WORK TO COMPLETE
Report every line below that has the string "евро" in it.

Dataset records
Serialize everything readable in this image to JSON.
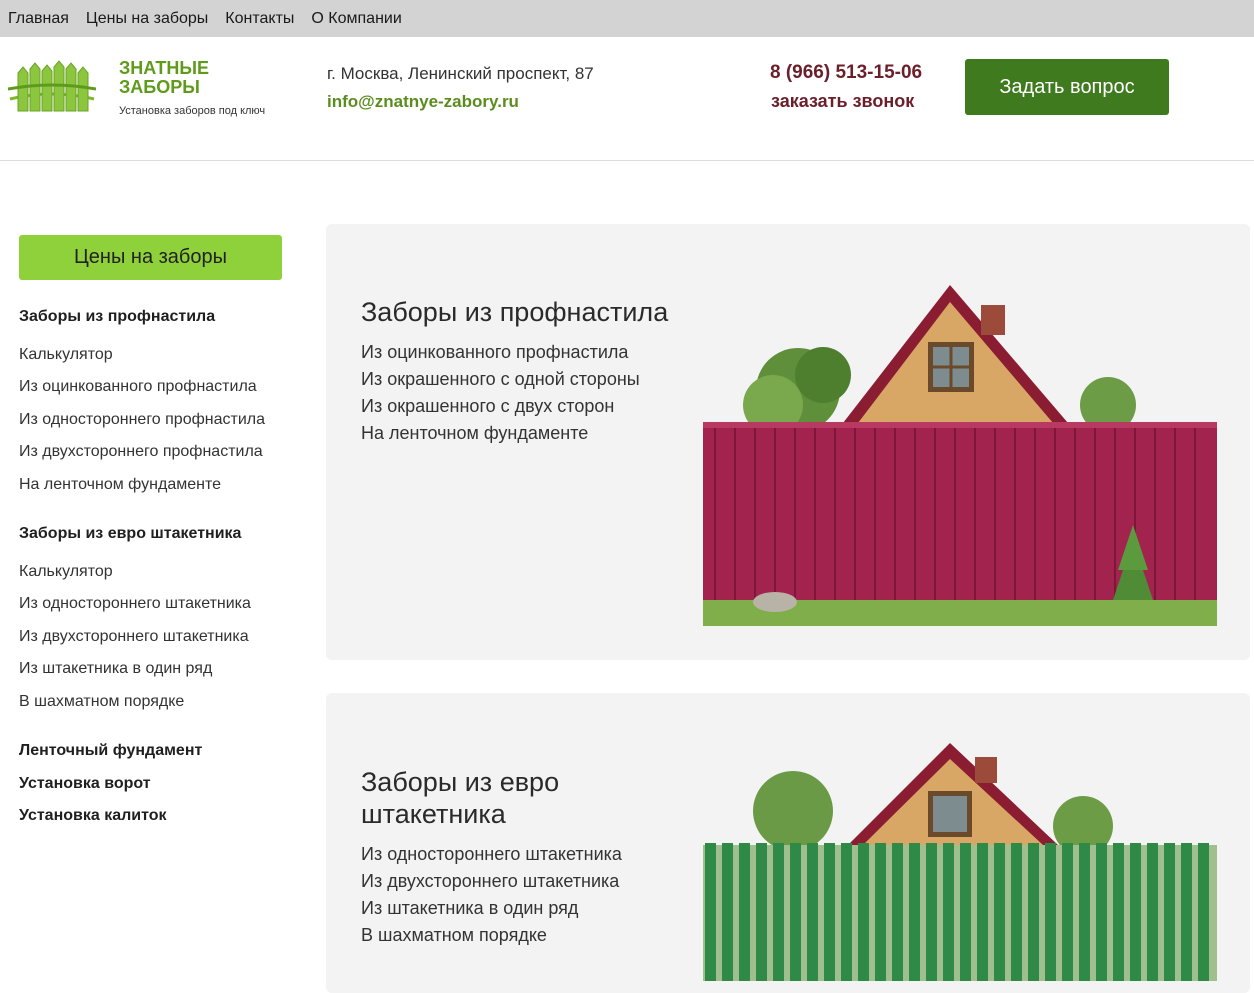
{
  "topnav": {
    "items": [
      "Главная",
      "Цены на заборы",
      "Контакты",
      "О Компании"
    ]
  },
  "header": {
    "logo_title_line1": "ЗНАТНЫЕ",
    "logo_title_line2": "ЗАБОРЫ",
    "logo_tagline": "Установка заборов под ключ",
    "address": "г. Москва, Ленинский проспект, 87",
    "email": "info@znatnye-zabory.ru",
    "phone": "8 (966) 513-15-06",
    "callback": "заказать звонок",
    "ask_button": "Задать вопрос"
  },
  "sidebar": {
    "prices_button": "Цены на заборы",
    "sections": [
      {
        "heading": "Заборы из профнастила",
        "items": [
          "Калькулятор",
          "Из оцинкованного профнастила",
          "Из одностороннего профнастила",
          "Из двухстороннего профнастила",
          "На ленточном фундаменте"
        ]
      },
      {
        "heading": "Заборы из евро штакетника",
        "items": [
          "Калькулятор",
          "Из одностороннего штакетника",
          "Из двухстороннего штакетника",
          "Из штакетника в один ряд",
          "В шахматном порядке"
        ]
      }
    ],
    "extra_links": [
      "Ленточный фундамент",
      "Установка ворот",
      "Установка калиток"
    ]
  },
  "cards": [
    {
      "title": "Заборы из профнастила",
      "items": [
        "Из оцинкованного профнастила",
        "Из окрашенного с одной стороны",
        "Из окрашенного с двух сторон",
        "На ленточном фундаменте"
      ]
    },
    {
      "title_line1": "Заборы из евро",
      "title_line2": "штакетника",
      "items": [
        "Из одностороннего штакетника",
        "Из двухстороннего штакетника",
        "Из штакетника в один ряд",
        "В шахматном порядке"
      ]
    }
  ],
  "colors": {
    "brand_green": "#5f9b1a",
    "button_dark_green": "#3f7a1e",
    "button_light_green": "#8fd13a",
    "phone_maroon": "#6b1f2a",
    "fence_profnastil": "#a3234f",
    "fence_shtaketnik": "#2f8a47"
  }
}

RESPONSE BELOW
        "heading": "Заборы из евро штакетника",
      "title_line1": "Заборы из евро",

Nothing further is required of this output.